The authors study the carved high relief panels with Stories of Hercules of two Mannerist cassoni formerly in the Lercari collection in Genoa, housed since 1845 in the Palazzo Reale in Turin and hitherto considered anonymous, and attribute them to Pietro Francavilla. These are the only known works in wood by the sculptor, whose biographer Filippo Baldinucci records that when he was working for the court of Ferdinand of Tyrol, he worked for no less than five years with a wood-carver. The cassoni can be dated to Francavilla’s Genoese period, and combine the spatial, geometric and academic approach of Luca Cambiaso with a sense of form that looks to Northern European art.

The focus of this article is on certain key aspects of Bernardo Cavallino’s career, from his youthful contact with the works of Carlo Sellitto and Jusepe de Ribera — indeed suggesting that the beginner was actually in the Spanish painter’s workshop — to the cornerstones of his late oeuvre.
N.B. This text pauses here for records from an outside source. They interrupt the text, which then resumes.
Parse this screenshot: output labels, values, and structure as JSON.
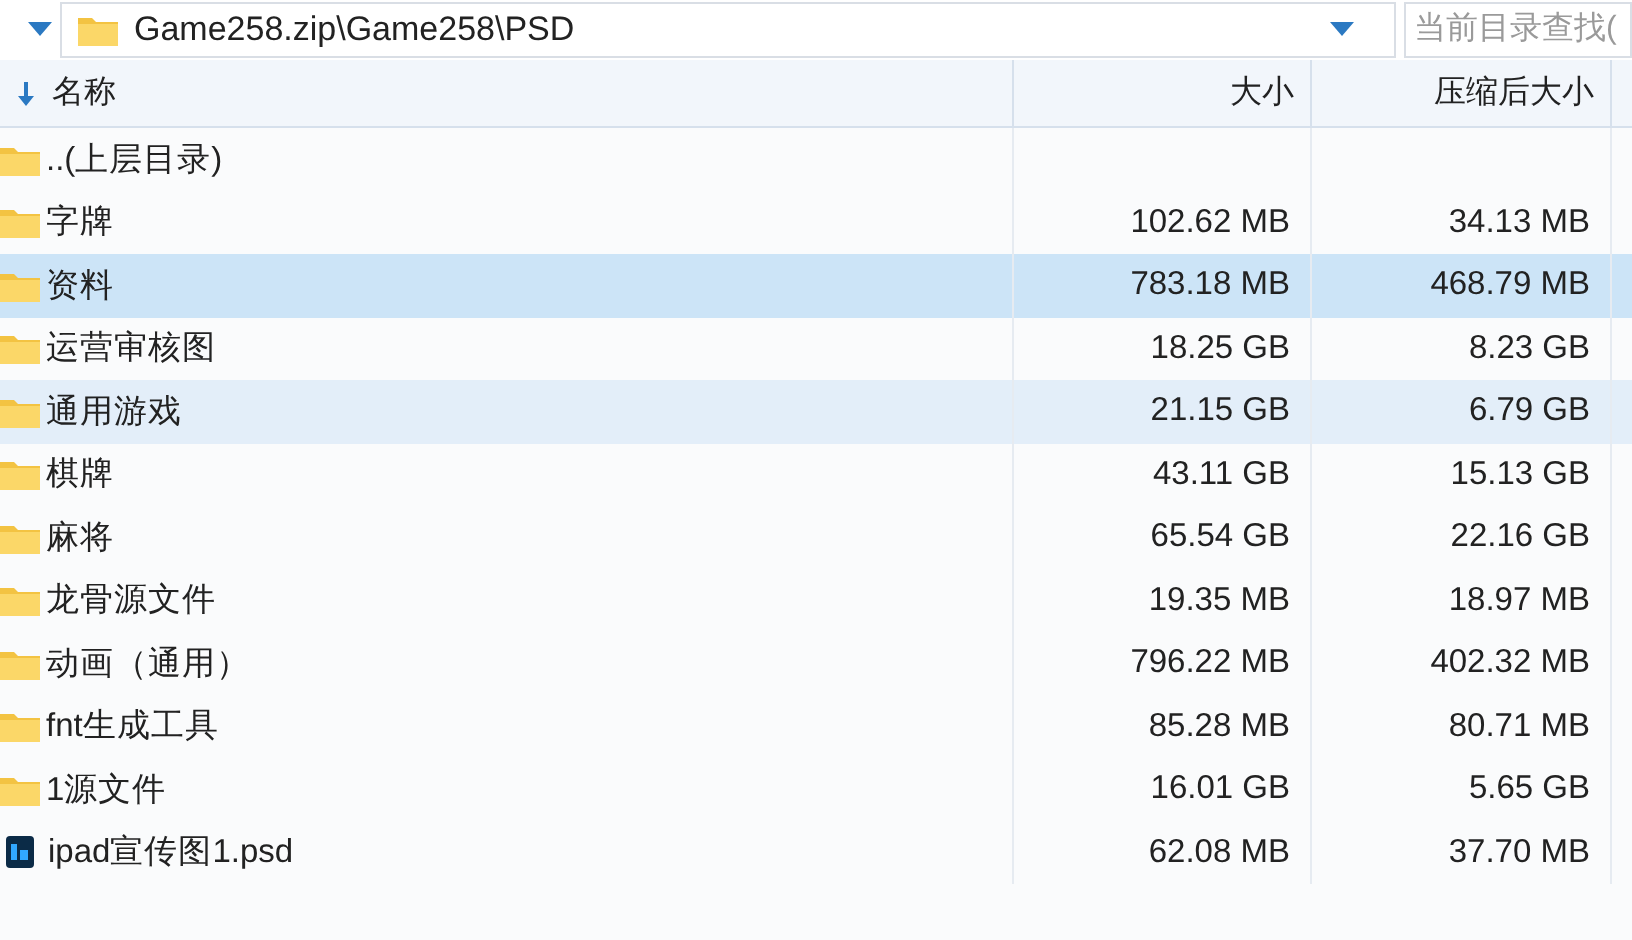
{
  "address_bar": {
    "path": "Game258.zip\\Game258\\PSD"
  },
  "search": {
    "placeholder": "当前目录查找("
  },
  "table": {
    "columns": [
      {
        "label": "名称",
        "sorted": true
      },
      {
        "label": "大小",
        "sorted": false
      },
      {
        "label": "压缩后大小",
        "sorted": false
      }
    ],
    "rows": [
      {
        "kind": "parent",
        "name": "..(上层目录)",
        "size": "",
        "packed": "",
        "selected": false,
        "hovered": false
      },
      {
        "kind": "folder",
        "name": "字牌",
        "size": "102.62 MB",
        "packed": "34.13 MB",
        "selected": false,
        "hovered": false
      },
      {
        "kind": "folder",
        "name": "资料",
        "size": "783.18 MB",
        "packed": "468.79 MB",
        "selected": true,
        "hovered": false
      },
      {
        "kind": "folder",
        "name": "运营审核图",
        "size": "18.25 GB",
        "packed": "8.23 GB",
        "selected": false,
        "hovered": false
      },
      {
        "kind": "folder",
        "name": "通用游戏",
        "size": "21.15 GB",
        "packed": "6.79 GB",
        "selected": false,
        "hovered": true
      },
      {
        "kind": "folder",
        "name": "棋牌",
        "size": "43.11 GB",
        "packed": "15.13 GB",
        "selected": false,
        "hovered": false
      },
      {
        "kind": "folder",
        "name": "麻将",
        "size": "65.54 GB",
        "packed": "22.16 GB",
        "selected": false,
        "hovered": false
      },
      {
        "kind": "folder",
        "name": "龙骨源文件",
        "size": "19.35 MB",
        "packed": "18.97 MB",
        "selected": false,
        "hovered": false
      },
      {
        "kind": "folder",
        "name": "动画（通用）",
        "size": "796.22 MB",
        "packed": "402.32 MB",
        "selected": false,
        "hovered": false
      },
      {
        "kind": "folder",
        "name": "fnt生成工具",
        "size": "85.28 MB",
        "packed": "80.71 MB",
        "selected": false,
        "hovered": false
      },
      {
        "kind": "folder",
        "name": "1源文件",
        "size": "16.01 GB",
        "packed": "5.65 GB",
        "selected": false,
        "hovered": false
      },
      {
        "kind": "psd",
        "name": "ipad宣传图1.psd",
        "size": "62.08 MB",
        "packed": "37.70 MB",
        "selected": false,
        "hovered": false
      }
    ]
  }
}
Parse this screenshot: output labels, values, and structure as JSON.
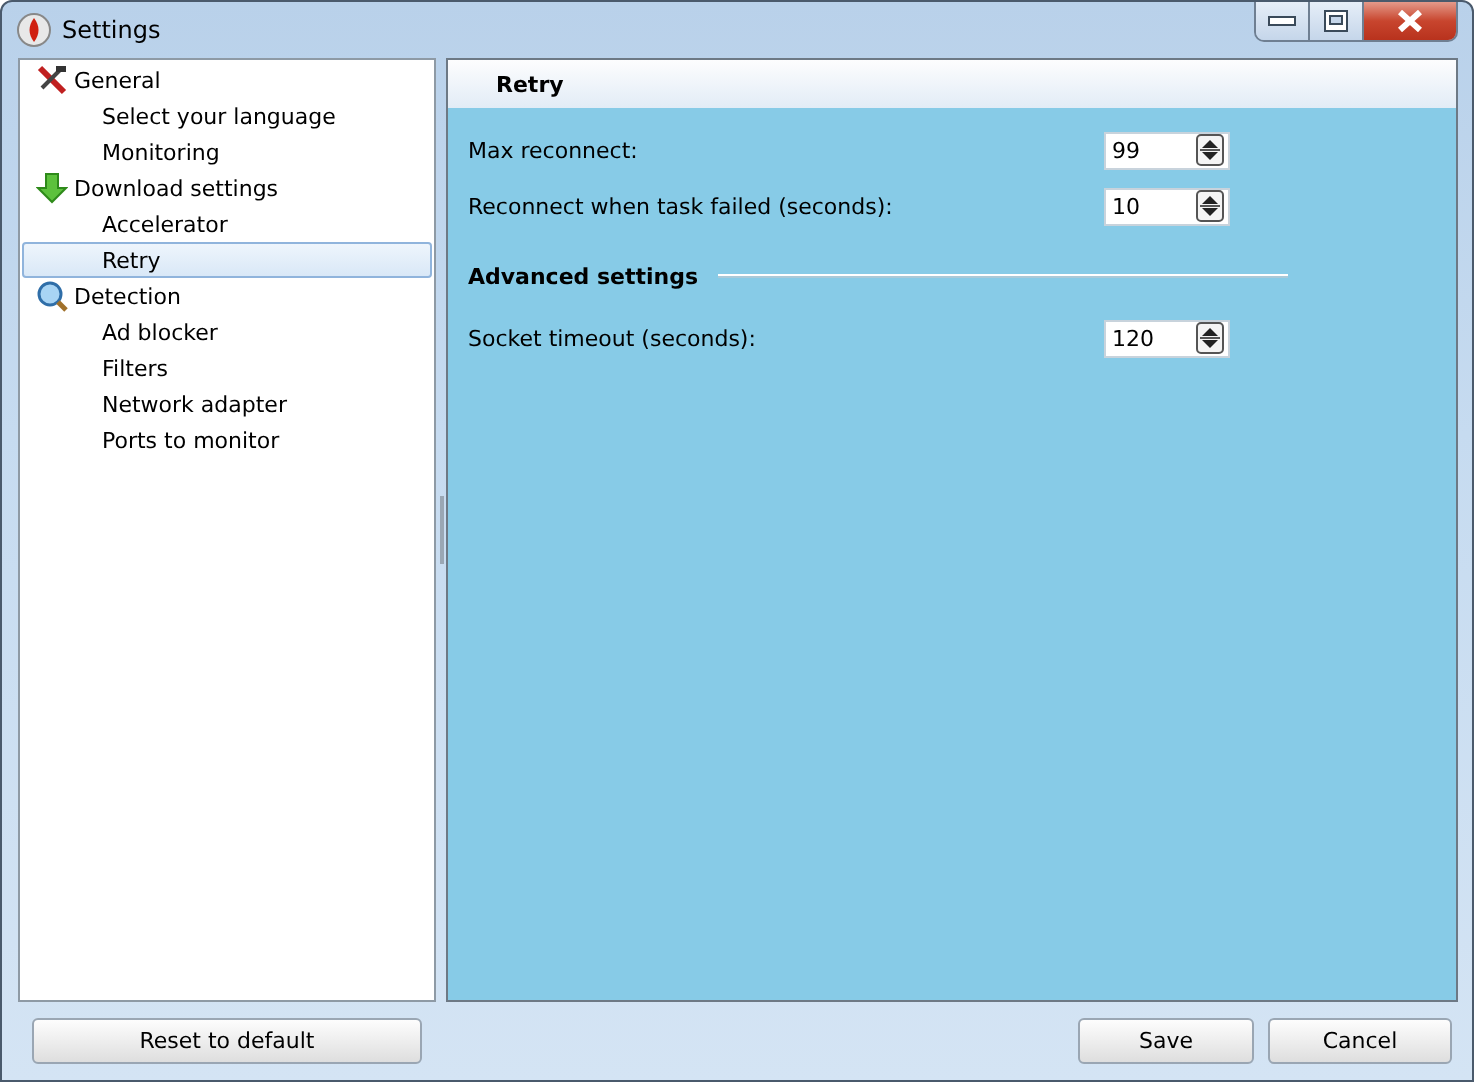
{
  "window": {
    "title": "Settings"
  },
  "sidebar": {
    "items": [
      {
        "label": "General",
        "selected": false,
        "children": [
          {
            "label": "Select your language",
            "selected": false
          },
          {
            "label": "Monitoring",
            "selected": false
          }
        ]
      },
      {
        "label": "Download settings",
        "selected": false,
        "children": [
          {
            "label": "Accelerator",
            "selected": false
          },
          {
            "label": "Retry",
            "selected": true
          }
        ]
      },
      {
        "label": "Detection",
        "selected": false,
        "children": [
          {
            "label": "Ad blocker",
            "selected": false
          },
          {
            "label": "Filters",
            "selected": false
          },
          {
            "label": "Network adapter",
            "selected": false
          },
          {
            "label": "Ports to monitor",
            "selected": false
          }
        ]
      }
    ]
  },
  "panel": {
    "title": "Retry",
    "fields": [
      {
        "label": "Max reconnect:",
        "value": "99"
      },
      {
        "label": "Reconnect when task failed (seconds):",
        "value": "10"
      }
    ],
    "advanced": {
      "heading": "Advanced settings",
      "fields": [
        {
          "label": "Socket timeout (seconds):",
          "value": "120"
        }
      ]
    }
  },
  "buttons": {
    "reset": "Reset to default",
    "save": "Save",
    "cancel": "Cancel"
  }
}
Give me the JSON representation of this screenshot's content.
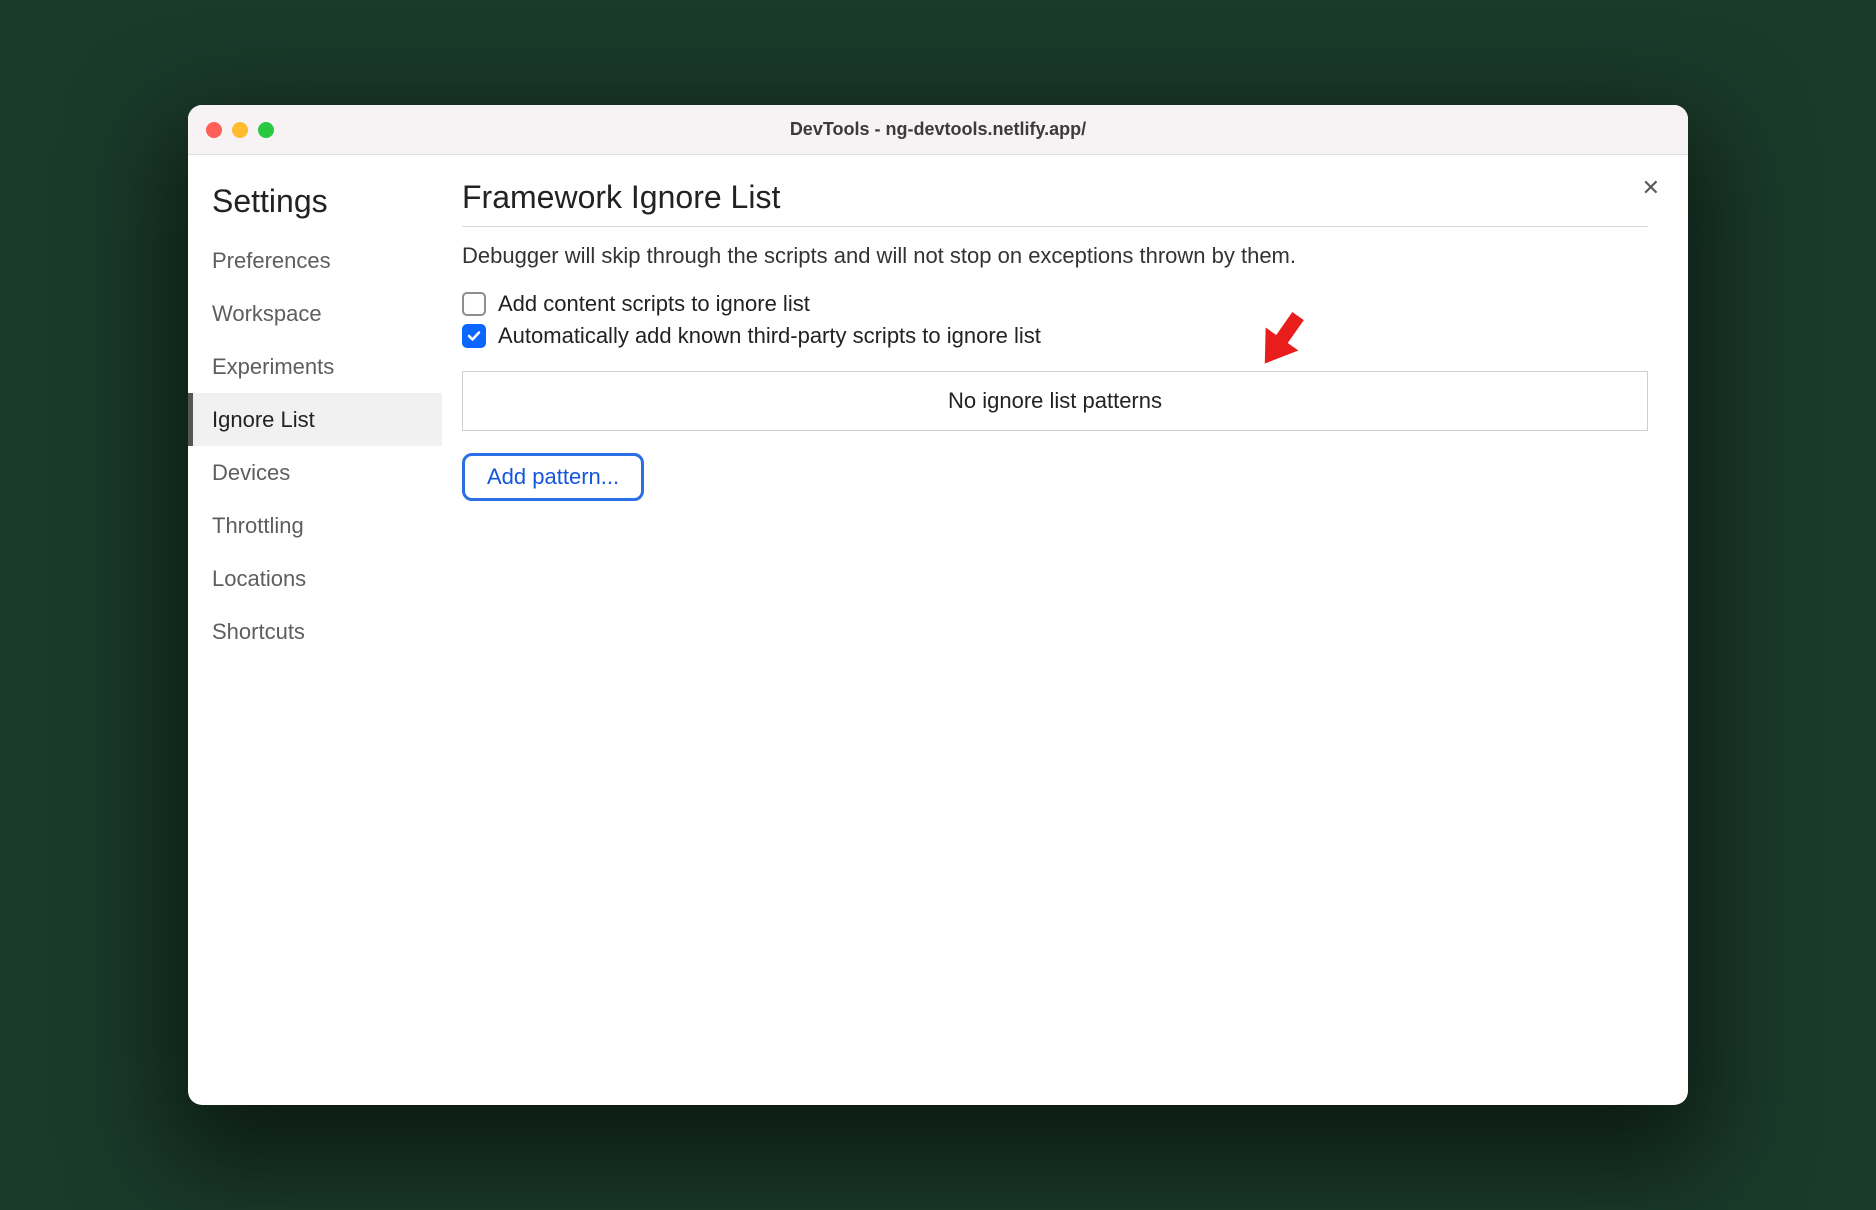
{
  "window": {
    "title": "DevTools - ng-devtools.netlify.app/"
  },
  "sidebar": {
    "heading": "Settings",
    "items": [
      {
        "label": "Preferences",
        "active": false
      },
      {
        "label": "Workspace",
        "active": false
      },
      {
        "label": "Experiments",
        "active": false
      },
      {
        "label": "Ignore List",
        "active": true
      },
      {
        "label": "Devices",
        "active": false
      },
      {
        "label": "Throttling",
        "active": false
      },
      {
        "label": "Locations",
        "active": false
      },
      {
        "label": "Shortcuts",
        "active": false
      }
    ]
  },
  "main": {
    "heading": "Framework Ignore List",
    "description": "Debugger will skip through the scripts and will not stop on exceptions thrown by them.",
    "checkbox1": {
      "label": "Add content scripts to ignore list",
      "checked": false
    },
    "checkbox2": {
      "label": "Automatically add known third-party scripts to ignore list",
      "checked": true
    },
    "patterns_empty": "No ignore list patterns",
    "add_pattern_label": "Add pattern..."
  },
  "close_label": "✕"
}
Among these, the Adoration of the Shepherds in Cleveland can here be judged by comparison with the sketch of the same subject in a private collection, hitherto considered lost; while other new attributions are now reconsidered in the light of workshop practice, or through their close formal similarities with the work of Artemisia Gentileschi.

Paragone Arte 109-110
Paragone Arte 107